▶ **Exercise**:
All that is needed is every line of the listing below that has "link".

▶ **Excerpted records**:
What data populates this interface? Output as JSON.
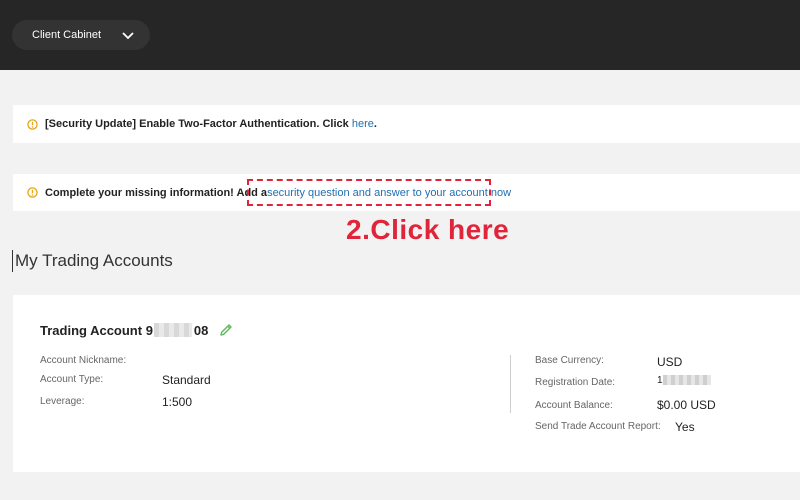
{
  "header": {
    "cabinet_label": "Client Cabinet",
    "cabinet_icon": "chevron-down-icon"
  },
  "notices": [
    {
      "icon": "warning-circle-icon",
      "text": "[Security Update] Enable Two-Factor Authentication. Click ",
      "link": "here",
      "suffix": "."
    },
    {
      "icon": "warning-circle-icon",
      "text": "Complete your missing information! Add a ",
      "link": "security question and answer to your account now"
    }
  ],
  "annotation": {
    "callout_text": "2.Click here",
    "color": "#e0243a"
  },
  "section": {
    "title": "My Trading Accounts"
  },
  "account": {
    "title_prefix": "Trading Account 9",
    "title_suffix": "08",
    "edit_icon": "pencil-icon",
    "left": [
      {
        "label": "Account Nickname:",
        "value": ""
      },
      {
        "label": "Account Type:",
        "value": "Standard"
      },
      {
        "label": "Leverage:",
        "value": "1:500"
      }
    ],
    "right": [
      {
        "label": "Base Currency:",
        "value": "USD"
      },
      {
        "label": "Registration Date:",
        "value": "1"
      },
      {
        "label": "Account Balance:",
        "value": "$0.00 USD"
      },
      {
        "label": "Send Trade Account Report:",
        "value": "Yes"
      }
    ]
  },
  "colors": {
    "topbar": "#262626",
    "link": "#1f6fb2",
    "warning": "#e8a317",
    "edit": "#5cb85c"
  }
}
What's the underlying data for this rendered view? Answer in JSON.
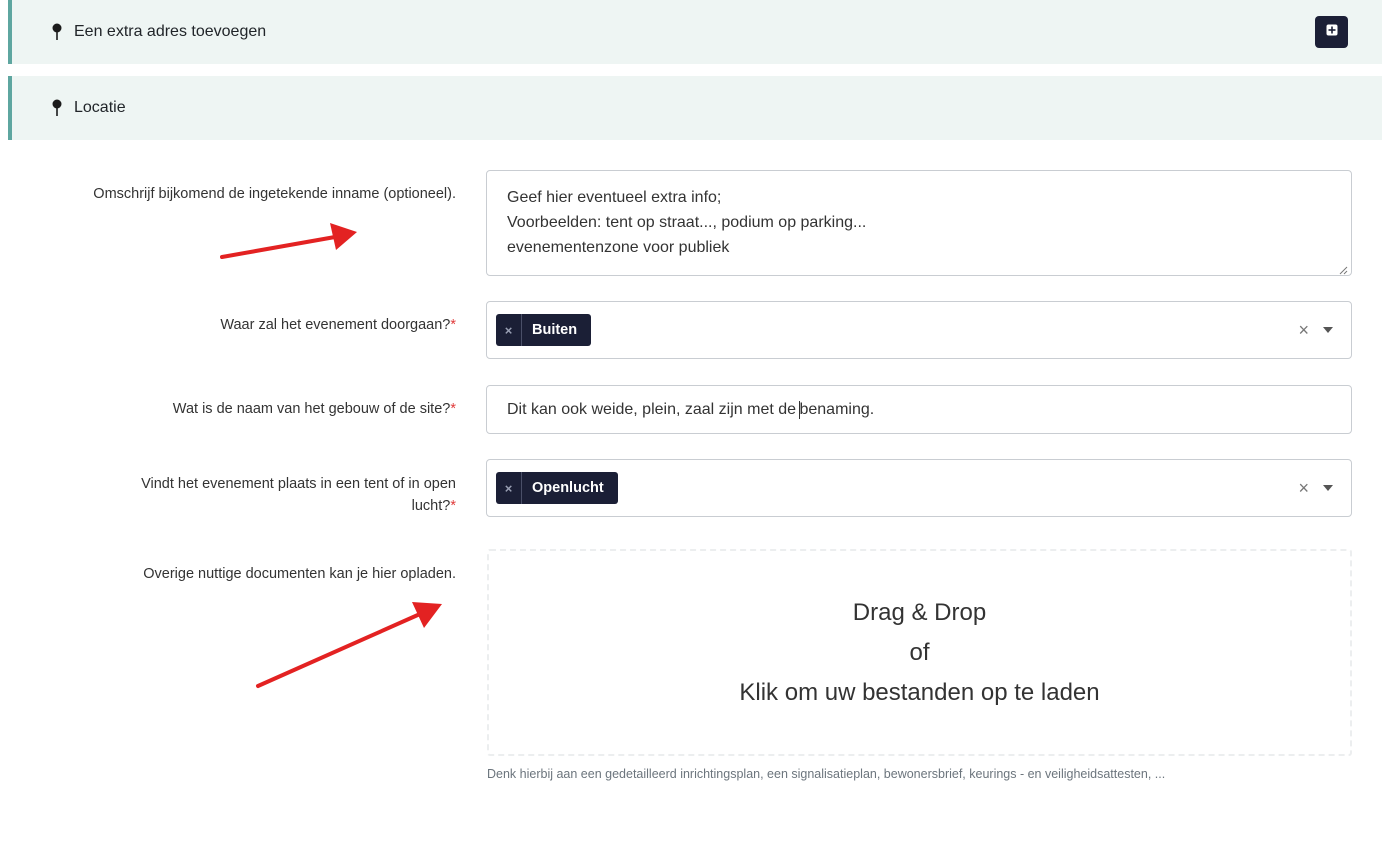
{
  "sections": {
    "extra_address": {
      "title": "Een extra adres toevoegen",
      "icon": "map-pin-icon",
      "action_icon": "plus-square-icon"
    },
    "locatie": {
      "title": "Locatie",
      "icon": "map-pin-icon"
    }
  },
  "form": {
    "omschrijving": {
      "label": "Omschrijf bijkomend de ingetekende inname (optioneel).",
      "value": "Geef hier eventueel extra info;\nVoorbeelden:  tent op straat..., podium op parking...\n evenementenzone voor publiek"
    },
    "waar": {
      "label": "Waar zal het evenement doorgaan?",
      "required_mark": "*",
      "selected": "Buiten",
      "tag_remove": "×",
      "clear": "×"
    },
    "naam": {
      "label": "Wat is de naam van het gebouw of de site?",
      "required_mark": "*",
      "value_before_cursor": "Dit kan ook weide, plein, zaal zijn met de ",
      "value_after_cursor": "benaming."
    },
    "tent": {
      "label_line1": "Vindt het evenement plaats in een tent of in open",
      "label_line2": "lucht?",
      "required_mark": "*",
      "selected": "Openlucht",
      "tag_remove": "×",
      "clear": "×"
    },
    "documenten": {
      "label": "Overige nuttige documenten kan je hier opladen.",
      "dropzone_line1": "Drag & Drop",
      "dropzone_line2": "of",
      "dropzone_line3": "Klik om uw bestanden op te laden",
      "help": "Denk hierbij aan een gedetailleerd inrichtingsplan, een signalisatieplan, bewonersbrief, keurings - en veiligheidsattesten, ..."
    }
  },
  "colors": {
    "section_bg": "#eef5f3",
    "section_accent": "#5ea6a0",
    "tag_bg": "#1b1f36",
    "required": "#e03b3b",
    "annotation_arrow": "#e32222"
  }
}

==

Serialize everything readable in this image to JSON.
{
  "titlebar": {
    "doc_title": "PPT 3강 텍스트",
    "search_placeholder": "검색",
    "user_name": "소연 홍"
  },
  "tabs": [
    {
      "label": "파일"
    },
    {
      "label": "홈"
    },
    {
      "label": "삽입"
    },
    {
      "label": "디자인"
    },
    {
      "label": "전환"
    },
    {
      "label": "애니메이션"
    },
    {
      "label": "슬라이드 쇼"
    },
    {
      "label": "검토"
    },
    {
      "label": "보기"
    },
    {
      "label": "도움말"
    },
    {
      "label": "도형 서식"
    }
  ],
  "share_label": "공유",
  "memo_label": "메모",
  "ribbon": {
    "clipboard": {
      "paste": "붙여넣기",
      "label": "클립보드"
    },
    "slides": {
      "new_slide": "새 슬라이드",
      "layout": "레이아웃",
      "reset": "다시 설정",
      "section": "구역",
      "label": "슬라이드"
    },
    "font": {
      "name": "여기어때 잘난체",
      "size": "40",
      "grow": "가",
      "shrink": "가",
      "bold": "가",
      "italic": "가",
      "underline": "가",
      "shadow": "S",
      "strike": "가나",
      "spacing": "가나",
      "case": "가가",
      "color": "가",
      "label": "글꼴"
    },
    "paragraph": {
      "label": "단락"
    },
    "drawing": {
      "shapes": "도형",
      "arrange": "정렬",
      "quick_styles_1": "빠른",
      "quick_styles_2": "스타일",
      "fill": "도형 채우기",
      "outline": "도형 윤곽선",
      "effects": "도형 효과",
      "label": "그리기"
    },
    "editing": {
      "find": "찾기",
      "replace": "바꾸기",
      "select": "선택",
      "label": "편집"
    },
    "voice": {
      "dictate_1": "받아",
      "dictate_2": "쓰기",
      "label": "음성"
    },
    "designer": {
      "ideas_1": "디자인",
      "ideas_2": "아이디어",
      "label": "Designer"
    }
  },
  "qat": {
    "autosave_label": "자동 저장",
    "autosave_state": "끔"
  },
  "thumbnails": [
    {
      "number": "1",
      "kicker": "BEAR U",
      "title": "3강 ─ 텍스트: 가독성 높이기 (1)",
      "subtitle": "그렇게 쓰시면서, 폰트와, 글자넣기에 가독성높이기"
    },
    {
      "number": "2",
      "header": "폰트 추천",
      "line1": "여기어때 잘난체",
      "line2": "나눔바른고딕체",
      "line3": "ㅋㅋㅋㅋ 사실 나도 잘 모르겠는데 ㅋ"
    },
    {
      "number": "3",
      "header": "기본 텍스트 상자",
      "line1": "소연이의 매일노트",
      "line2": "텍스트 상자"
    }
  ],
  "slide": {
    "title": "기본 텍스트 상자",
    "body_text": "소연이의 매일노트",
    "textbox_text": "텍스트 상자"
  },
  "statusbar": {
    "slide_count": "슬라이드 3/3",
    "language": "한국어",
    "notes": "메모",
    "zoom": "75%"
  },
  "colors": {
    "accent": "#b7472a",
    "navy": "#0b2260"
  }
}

▶ **Solution to the exercise**:
      "link": "here",
      "link": "security question and answer to your account now"
    "link": "#1f6fb2",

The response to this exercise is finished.